      Epilog X Contest
    • Remix Contest

      Remix Contest

    14 Discussions


    1 year ago

    All these devices are supposed to imitate wing beatings of dragon flies.
    Well, dragon flies make sounds in the 30KHz to 70KHz range. You do the math.


    3 years ago on Introduction

    This doesn't really work, It was proven scientifically that these noise repellents don't work:


    4 years ago

    I couldn't find 2nf capacitor so I had to use 2.2nf
    When I connect the circuit to the 9v battery I can hear the noise (buzz) without using 100n capacitor!!!
    what should I do?
    please help me
    dirt for bad English

    1 reply

    Reply 4 years ago

    It's okay to use the 2,2nf instead , and you should hear a high pitch sound.
    The 100nf capacitor is just for the test to make sure the circuit is working.


    4 years ago

    This does not work .. Mosquitos are neither attracted or repelled by ultra sound in the 20-70 KHz range or sound generators capable of a wide range of frequencies . These frequency generators are a marketing ploy aimed at people who are not wanting to use pesticides .. I work in the mosquito field .. I wish they did work it would make my job easier


    4 years ago on Introduction

    what kind of oscillator is this? How would you calculate the frequency?


    First thing, the details of your instructable are as clear and understandable as any instructable I've ever seen.

    But do let us know the results of any testing you do with actual mosquitoes. I've read that mosquitoes don't even hear ultrasonic frequencies. Instead, male and female mosquitoes keep in touch with each other using audio frequencies around 400 Hz, NOT 40,000 Hz. Moreover, I've read that there have been more than a couple of tests of ultrasonic mosquito repellers that revealed that these repellers didn't work at all.

    However, there is hope for your device as I've read that some shopkeepers in Dear Olde England have deployed devices like yours set to about 16000 Hz with the purpose of repelling unwanted teenagers who can hear these frequencies.
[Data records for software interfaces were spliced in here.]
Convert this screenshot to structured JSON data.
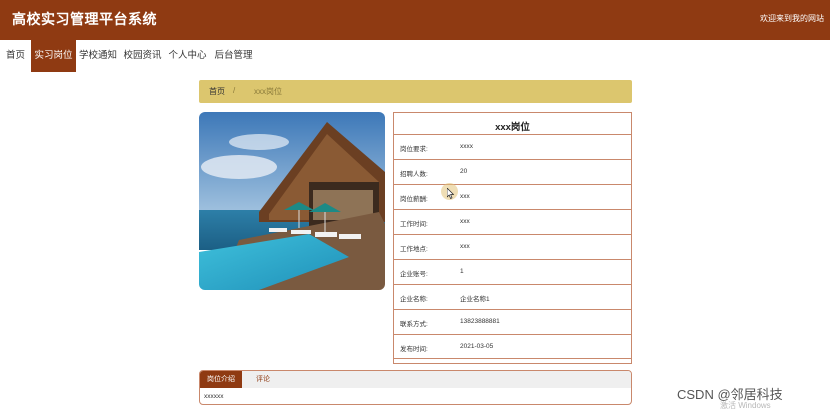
{
  "header": {
    "title": "高校实习管理平台系统",
    "welcome": "欢迎来到我的网站",
    "bg_color": "#8f3a12"
  },
  "nav": {
    "items": [
      "首页",
      "实习岗位",
      "学校通知",
      "校园资讯",
      "个人中心",
      "后台管理"
    ],
    "active_index": 1
  },
  "breadcrumb": {
    "home": "首页",
    "separator": "/",
    "current": "xxx岗位"
  },
  "photo": {
    "icon": "house-pool-photo"
  },
  "details": {
    "title": "xxx岗位",
    "rows": [
      {
        "label": "岗位要求:",
        "value": "xxxx"
      },
      {
        "label": "招聘人数:",
        "value": "20"
      },
      {
        "label": "岗位薪酬:",
        "value": "xxx"
      },
      {
        "label": "工作时间:",
        "value": "xxx"
      },
      {
        "label": "工作地点:",
        "value": "xxx"
      },
      {
        "label": "企业账号:",
        "value": "1"
      },
      {
        "label": "企业名称:",
        "value": "企业名称1"
      },
      {
        "label": "联系方式:",
        "value": "13823888881"
      },
      {
        "label": "发布时间:",
        "value": "2021-03-05"
      }
    ]
  },
  "tabs": {
    "items": [
      "岗位介绍",
      "评论"
    ],
    "active_index": 0,
    "content": "xxxxxx"
  },
  "watermark": {
    "text": "CSDN @邻居科技",
    "windows_text": "激活 Windows"
  }
}
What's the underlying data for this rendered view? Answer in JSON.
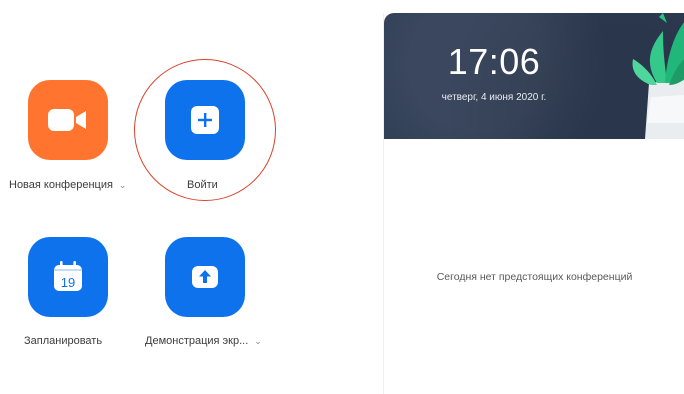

Check out Howard Stapleton - teenager repellers. Note: the use of these devices has been challenged by some EU agencies that consider these devices "cruel to young humans and other creatures, treating them as unwanted birds or insects."


    4 years ago on Introduction

    I'm like flavor-blasted Doritos to mosquitos. They bite me once, then they go find all their friends and come back for more. And DEET really is the only thing that works for me.

    Have you tried your high-frequency device "in the field"?

    I'm skeptical as to how well it will work in more intense circumstances.

    2 replies

    Reply 4 years ago on Introduction

    yes i thinks it's working .but i can't stand those ultrasonics.

    maybe i will increase the frequency or lower the operating voltage


    Reply 4 years ago

    there are all sorts of pest control devices using ultrasonic frequencies. like the above poster, unsure of how well it would work in this case.


    4 years ago on Introduction

    Is it a 2nf or a 2.2 nf capacitor? 'cause i can't find some 2.2nf capacitors in my favorite electronic store.

    Does operate on diferent voltages too?

    And can i use some ultrasonic transmitter either (instead of the Piezo speakers)

    very nice Project by the way! :)

    1 reply

    Reply 4 years ago on Introduction

    it's 2nf ,yes it does operate on different voltage from 1.5v to the max voltage of the piezo buzzer and the transistors . i think you can use an ultrasonic transducer if that's what you mean.

    thanks Bashey